◆ **WHAT THE EXERCISE ASKS**
Each entry below is to be copied verbatim, with no line missing.
** Opening MATERIAL FOR THIS TASK block **
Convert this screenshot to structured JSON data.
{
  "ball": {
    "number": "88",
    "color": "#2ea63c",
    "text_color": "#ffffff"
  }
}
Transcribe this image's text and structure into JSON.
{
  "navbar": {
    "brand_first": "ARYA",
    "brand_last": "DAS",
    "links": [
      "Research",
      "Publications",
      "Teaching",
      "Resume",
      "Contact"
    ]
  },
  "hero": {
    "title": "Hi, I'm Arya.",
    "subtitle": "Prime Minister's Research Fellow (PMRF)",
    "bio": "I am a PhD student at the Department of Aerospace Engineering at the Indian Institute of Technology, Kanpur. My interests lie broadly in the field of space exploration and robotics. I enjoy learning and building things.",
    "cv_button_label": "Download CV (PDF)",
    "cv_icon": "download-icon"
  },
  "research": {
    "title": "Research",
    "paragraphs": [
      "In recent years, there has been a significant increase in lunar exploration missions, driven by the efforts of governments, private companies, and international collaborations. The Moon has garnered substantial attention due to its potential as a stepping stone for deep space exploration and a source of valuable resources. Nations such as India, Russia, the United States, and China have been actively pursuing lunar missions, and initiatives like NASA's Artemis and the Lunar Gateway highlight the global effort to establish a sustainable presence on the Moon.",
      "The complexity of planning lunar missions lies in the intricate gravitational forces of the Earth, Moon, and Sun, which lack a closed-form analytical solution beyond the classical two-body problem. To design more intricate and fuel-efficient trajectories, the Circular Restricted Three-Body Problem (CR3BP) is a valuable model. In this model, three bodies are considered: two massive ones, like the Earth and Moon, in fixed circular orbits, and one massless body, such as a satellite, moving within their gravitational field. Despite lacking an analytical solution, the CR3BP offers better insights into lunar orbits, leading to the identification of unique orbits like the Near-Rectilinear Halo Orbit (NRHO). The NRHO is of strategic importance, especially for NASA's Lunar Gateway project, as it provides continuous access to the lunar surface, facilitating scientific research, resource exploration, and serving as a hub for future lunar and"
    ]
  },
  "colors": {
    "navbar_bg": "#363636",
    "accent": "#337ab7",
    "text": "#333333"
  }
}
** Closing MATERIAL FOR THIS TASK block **
◆ **THE ANSWER**
Convert this screenshot to structured JSON data.
{
  "ball": {
    "number": "88",
    "color": "#2ea63c",
    "text_color": "#ffffff"
  }
}
Transcribe this image's text and structure into JSON.
{
  "navbar": {
    "brand_first": "ARYA",
    "brand_last": "DAS",
    "links": [
      "Research",
      "Publications",
      "Teaching",
      "Resume",
      "Contact"
    ]
  },
  "hero": {
    "title": "Hi, I'm Arya.",
    "subtitle": "Prime Minister's Research Fellow (PMRF)",
    "bio": "I am a PhD student at the Department of Aerospace Engineering at the Indian Institute of Technology, Kanpur. My interests lie broadly in the field of space exploration and robotics. I enjoy learning and building things.",
    "cv_button_label": "Download CV (PDF)",
    "cv_icon": "download-icon"
  },
  "research": {
    "title": "Research",
    "paragraphs": [
      "In recent years, there has been a significant increase in lunar exploration missions, driven by the efforts of governments, private companies, and international collaborations. The Moon has garnered substantial attention due to its potential as a stepping stone for deep space exploration and a source of valuable resources. Nations such as India, Russia, the United States, and China have been actively pursuing lunar missions, and initiatives like NASA's Artemis and the Lunar Gateway highlight the global effort to establish a sustainable presence on the Moon.",
      "The complexity of planning lunar missions lies in the intricate gravitational forces of the Earth, Moon, and Sun, which lack a closed-form analytical solution beyond the classical two-body problem. To design more intricate and fuel-efficient trajectories, the Circular Restricted Three-Body Problem (CR3BP) is a valuable model. In this model, three bodies are considered: two massive ones, like the Earth and Moon, in fixed circular orbits, and one massless body, such as a satellite, moving within their gravitational field. Despite lacking an analytical solution, the CR3BP offers better insights into lunar orbits, leading to the identification of unique orbits like the Near-Rectilinear Halo Orbit (NRHO). The NRHO is of strategic importance, especially for NASA's Lunar Gateway project, as it provides continuous access to the lunar surface, facilitating scientific research, resource exploration, and serving as a hub for future lunar and"
    ]
  },
  "colors": {
    "navbar_bg": "#363636",
    "accent": "#337ab7",
    "text": "#333333"
  }
}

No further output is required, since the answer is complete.